What it really means when you keep waking up at 3:00 a.m.

Waking up in the night is a frustrating but common occurrence. In fact, most people will wake up briefly multiple times each night, according to Healthline. It's usually such a short interval of wakefulness that we don't even remember it, nor does it disrupt our rest. But what's going on when you keep waking up at the same time each night? Is it anything to be concerned about?

For most people, regular nighttime wakening is simply related to their sleep cycle. There are four stages of sleep: transitioning into sleep, light sleep, deep sleep, and REM sleep. Each phase tends to have a similar length night after night.

During light sleep, you're more likely to wake up in response to discomfort, noises, light, or other stimulating events, according to Wexner Medical Center at Ohio State University. One reason you might routinely see 3:00 a.m. on the clock dial is because you go to bed at the same time, and reach light sleep at the same time each night.

Here's when to consult a doctor

If you find it hard to fall back to sleep, or wake in the morning feeling unrested, a few other factors should be considered. You could have a medical issue, like an overactive thyroid or sleep apnea, that needs to be investigated with your doctor, according to SELF. Or you could be engaging in lifestyle habits that interrupt sleep, like drinking alcohol or caffeine too close to bedtime.

Stress can also be a major contributor to middle-of-the-night awakening. Alexa Kane, PsyD, told The Cleveland Clinic that daytime stress can have significant physical effects even during the night. "If you wake up and begin to experience worry, anxiety, or frustration, you likely have activated your sympathetic nervous system, your 'fight-or-flight' system," she said. "When this happens, your brain switches from sleep mode to wake mode. Your mind may start to race, and your heart rate and blood pressure may go up."

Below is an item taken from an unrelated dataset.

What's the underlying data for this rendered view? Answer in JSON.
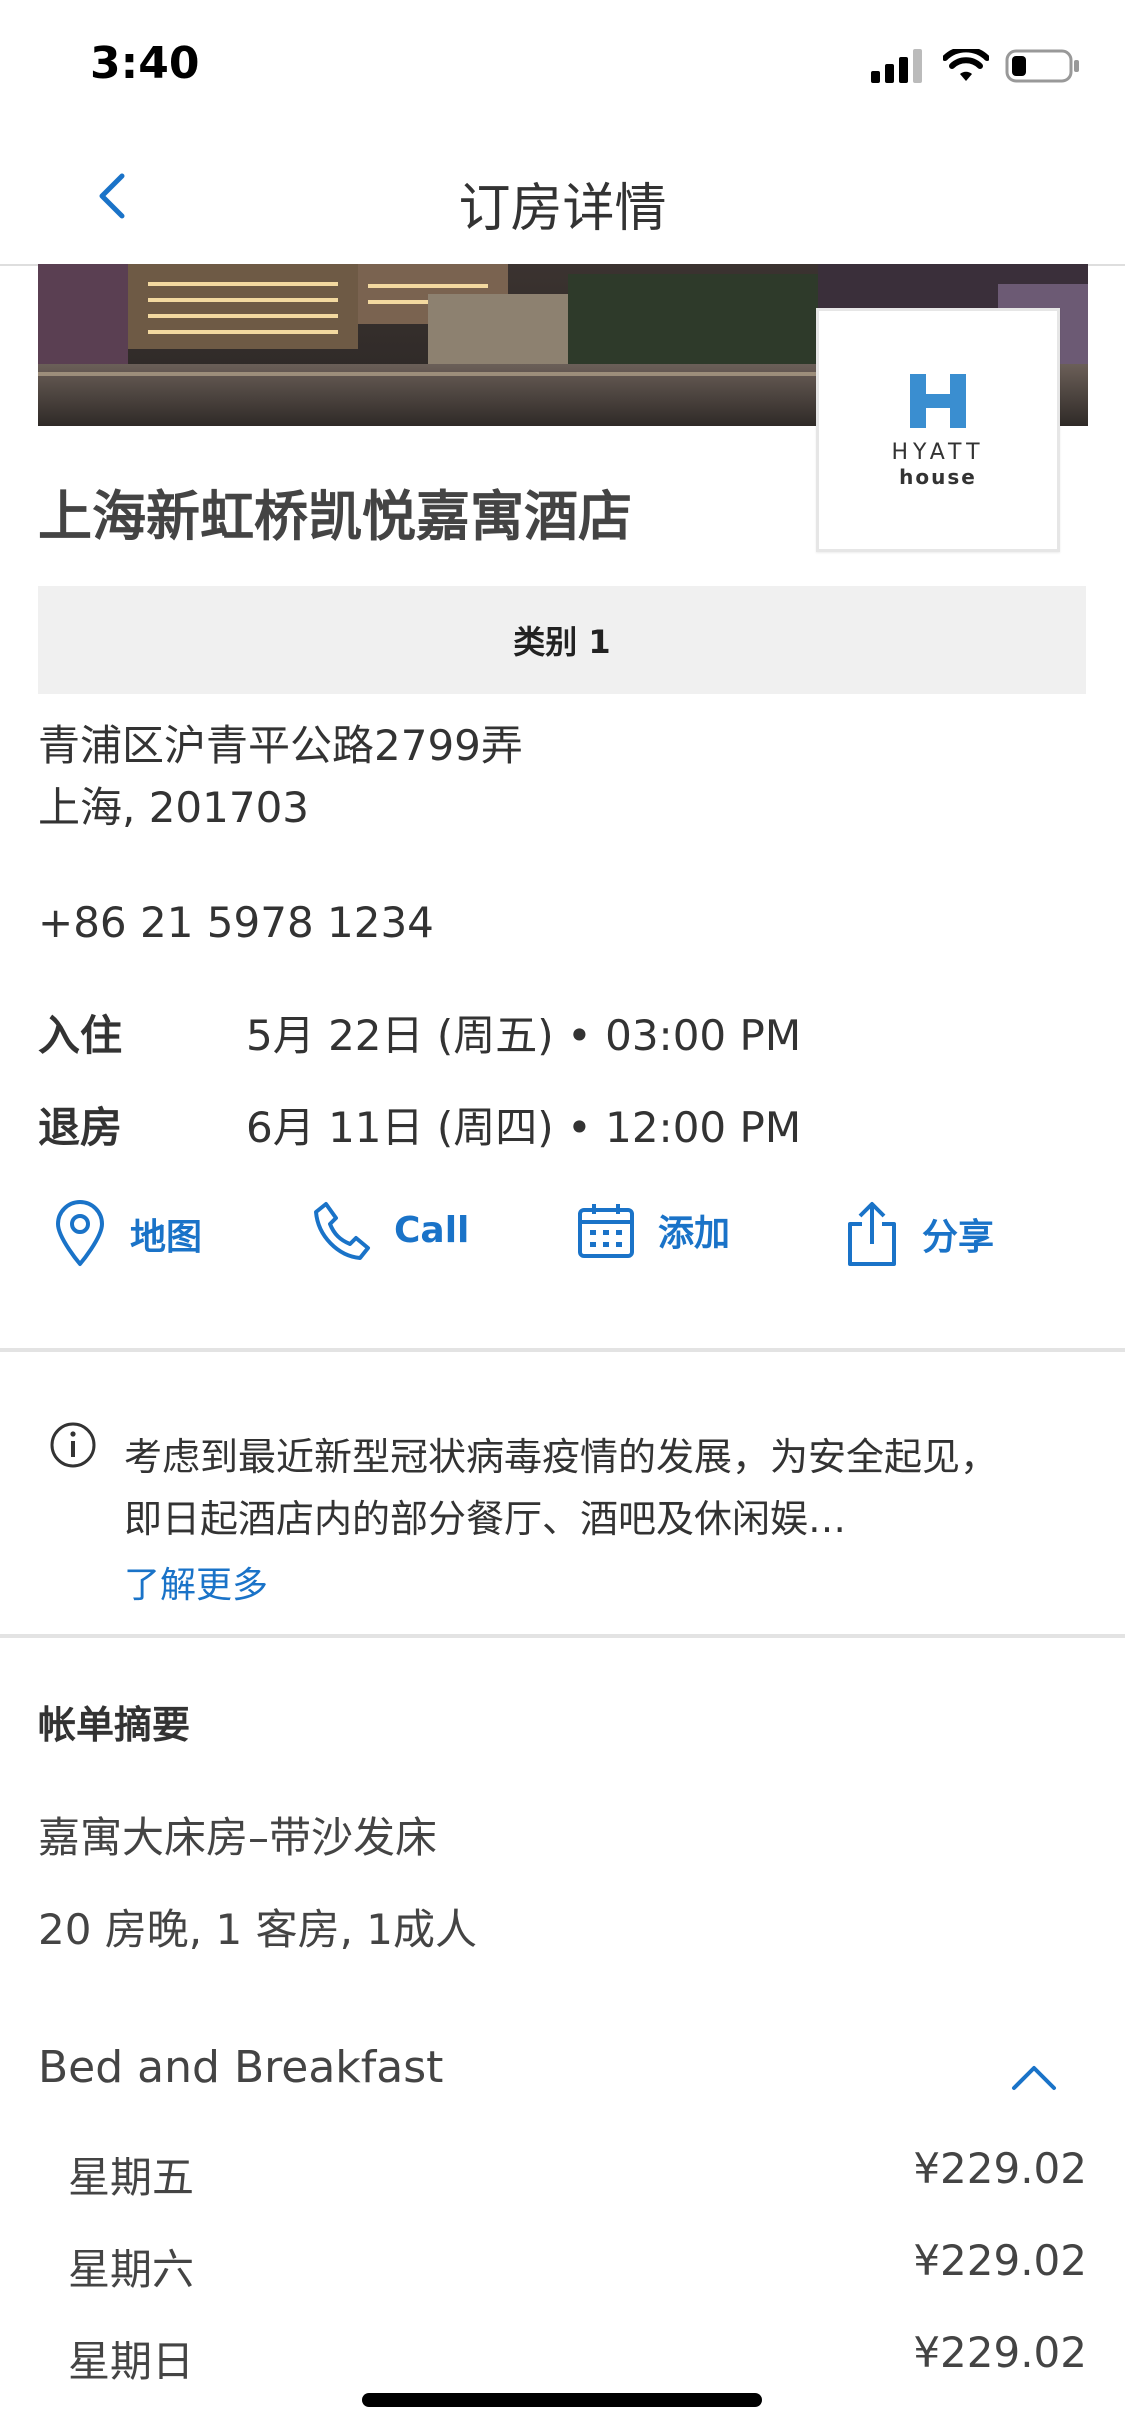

Give yourself 15 to 20 minutes to fall back to sleep and then get out of bed and do something relaxing like reading or meditation, Kane advises.

Ultimately, try not to worry too much about seeing a particular spot on the clock dial on a regular basis. As long as you're able to fall back asleep, and regularly get enough sleep to feel good, you're doing just fine.